An example of this would be the action figure multi-pack that Hasbro released for Star Wars: The Force Awakens. The movie is awesome! To me it’s a real triumph of a movie and has an independent, strong, female lead-character who can do all the things the previously male dominated Jedi order does. As a Dad, I’m thinking ‘this is cool! My daughter might be able to find female role model in something I love’. Hasbro, in their infinite wisdom, decided to release the above product WITHOUT the lead female featuring in the pack or on the packaging. The lack of Rey action figures was astounding at the time. It’s clear that the manufacturers felt that a product targeted to boys, in the boys section of a toy store wouldn’t sell as much, if it had a female LEAD-character included. Alas, the female Star Wars kid misses out on being able to play with the character they are able to most relate to.
From my perspective, boys don’t want to play with girl action figures is because they’re told from a young age by both their parents and the broader culture they grow up in, that girls are not action heroes. And similarly, girls are explicitly told that girls don’t play with boy action figures… unless they want to be a tomboy… rather than a girl.
I’m not blind to the fact that boys and girls can often be very different, and play differently by their very nature, but it’s impossible to deny that there is an overlap that we, as a culture are leaving out of the equation. Girls are also sometimes boisterous, and boys are sometimes subdued. This only goes to prove that there is a middle ground which we should be focusing on which doesn’t push either gender into a box of limitations in any way.
Considering my ethnic origin, I am eternally grateful that my sisters and cousins were never pushed into these boxes and were able to express themselves as freely as us boys were when we were young. We were very unique in that sense and I’m glad it remained so as we grew up, as I can see stereo typical gender expectations being pushed on the people around me to this very day. It’s very common for a girl to be expected to act as girls do, and for boys to act as boys do. Parents will still willingly favor boys over their girls financially, academically and emotionally. Girls are often expected to be supported by their ‘in-laws’ (universe forbid they shouldn’t want to get married), they’re often expected to not have careers to become child rearing experts, and as for emotional support… this can be a dubious prospect at best and there’s nothing more cringe inducing than parents imposing patriarchal ownership over their kids. This is admittedly a very dark and sinister side of shit parenting, but it’s the root cause of the shops having pink and blue aisles. It’s disconcerting and frankly depressing to grasp how many fathers, rather than supporting their little girls and helping them to confront gender stereotypes, actually play an active role in reinforcing them instead.
My gratitude for not having grown up in what are an uncomfortably common set of circumstances continues, as I know my child will also be free of these injustices in her own home.
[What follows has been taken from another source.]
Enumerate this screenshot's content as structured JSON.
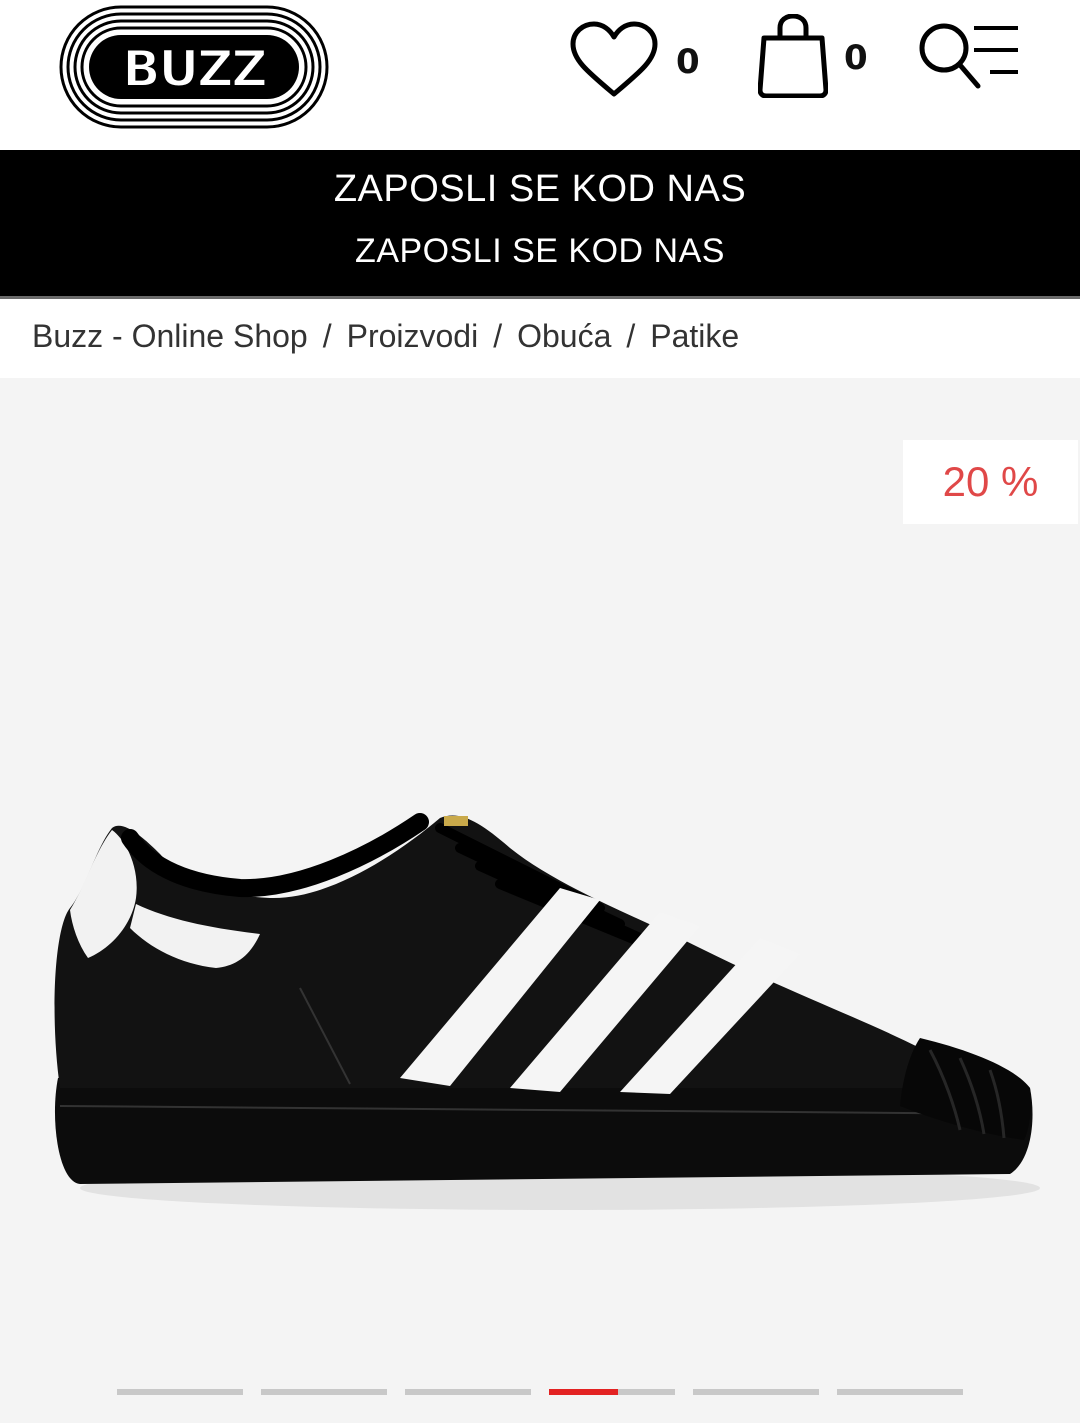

My wife and I will never place any gender-based limitations on what Bumble is allowed to do, want or like. It means so much to me that she is able to express herself freely.
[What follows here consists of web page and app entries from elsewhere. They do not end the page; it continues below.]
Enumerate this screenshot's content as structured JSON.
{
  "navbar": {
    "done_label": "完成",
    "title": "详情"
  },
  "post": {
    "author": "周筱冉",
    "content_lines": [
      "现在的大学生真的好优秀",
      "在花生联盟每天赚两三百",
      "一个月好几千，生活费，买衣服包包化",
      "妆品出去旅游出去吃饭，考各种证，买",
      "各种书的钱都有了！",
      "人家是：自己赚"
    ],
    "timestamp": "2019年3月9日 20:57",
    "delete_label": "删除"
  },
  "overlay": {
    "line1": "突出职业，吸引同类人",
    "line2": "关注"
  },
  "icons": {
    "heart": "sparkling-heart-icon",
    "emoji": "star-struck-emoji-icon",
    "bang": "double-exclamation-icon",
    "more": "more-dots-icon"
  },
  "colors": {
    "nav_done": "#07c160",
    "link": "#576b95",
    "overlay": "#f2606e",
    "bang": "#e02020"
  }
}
In all honesty, I probably won’t join in the next feminist march or organized event; though my daughter has opened my eyes to the cause. I can quite safely say, that the pressure to be a ‘girl’ will not exist under my roof.